- _Instructions to follow_:
Return each line of the records below in which the string "name" turns up.

Data records for software interfaces:

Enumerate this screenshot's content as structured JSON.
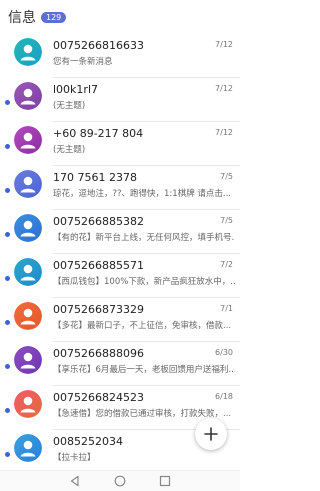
{
  "header": {
    "title": "信息",
    "badge": "129"
  },
  "colors": {
    "badge": "#5b6fd6",
    "unread_dot": "#3e63d3"
  },
  "conversations": [
    {
      "name": "0075266816633",
      "date": "7/12",
      "preview": "您有一条新消息",
      "unread": false,
      "avatar_color": "#23b6b4",
      "avatar_color2": "#1b9fc7"
    },
    {
      "name": "l00k1rl7",
      "date": "7/12",
      "preview": "(无主题)",
      "unread": true,
      "avatar_color": "#9b59b6",
      "avatar_color2": "#7e3fa3"
    },
    {
      "name": "+60 89-217 804",
      "date": "7/12",
      "preview": "(无主题)",
      "unread": true,
      "avatar_color": "#b34ac0",
      "avatar_color2": "#8a2fa0"
    },
    {
      "name": "170 7561 2378",
      "date": "7/5",
      "preview": "琼花，逗地注，??、跑得快，1:1棋牌 请点击...",
      "unread": true,
      "avatar_color": "#6a7de0",
      "avatar_color2": "#4c63d2"
    },
    {
      "name": "0075266885382",
      "date": "7/5",
      "preview": "【有的花】新平台上线，无任何风控，填手机号...",
      "unread": true,
      "avatar_color": "#3b8fe0",
      "avatar_color2": "#2f6fd0"
    },
    {
      "name": "0075266885571",
      "date": "7/2",
      "preview": "【西瓜钱包】100%下款，新产品疯狂放水中，...",
      "unread": true,
      "avatar_color": "#2aa8c9",
      "avatar_color2": "#2389c9"
    },
    {
      "name": "0075266873329",
      "date": "7/1",
      "preview": "【多花】最新口子，不上征信，免审核，借款...",
      "unread": true,
      "avatar_color": "#f06a3c",
      "avatar_color2": "#e05a2a"
    },
    {
      "name": "0075266888096",
      "date": "6/30",
      "preview": "【享乐花】6月最后一天，老板回馈用户送福利...",
      "unread": true,
      "avatar_color": "#8e4cc2",
      "avatar_color2": "#6b38b0"
    },
    {
      "name": "0075266824523",
      "date": "6/18",
      "preview": "【急速借】您的借款已通过审核，打款失败，...",
      "unread": true,
      "avatar_color": "#ee5b6a",
      "avatar_color2": "#e36a3a"
    },
    {
      "name": "0085252034",
      "date": "",
      "preview": "【拉卡拉】",
      "unread": true,
      "avatar_color": "#3aa0e0",
      "avatar_color2": "#2b7fd8"
    }
  ],
  "fab": {
    "icon": "plus-icon"
  },
  "navbar": {
    "icons": [
      "back-icon",
      "home-icon",
      "recents-icon"
    ]
  }
}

- _Answer to the exercise_:
      "name": "0075266816633",
      "name": "l00k1rl7",
      "name": "+60 89-217 804",
      "name": "170 7561 2378",
      "name": "0075266885382",
      "name": "0075266885571",
      "name": "0075266873329",
      "name": "0075266888096",
      "name": "0075266824523",
      "name": "0085252034",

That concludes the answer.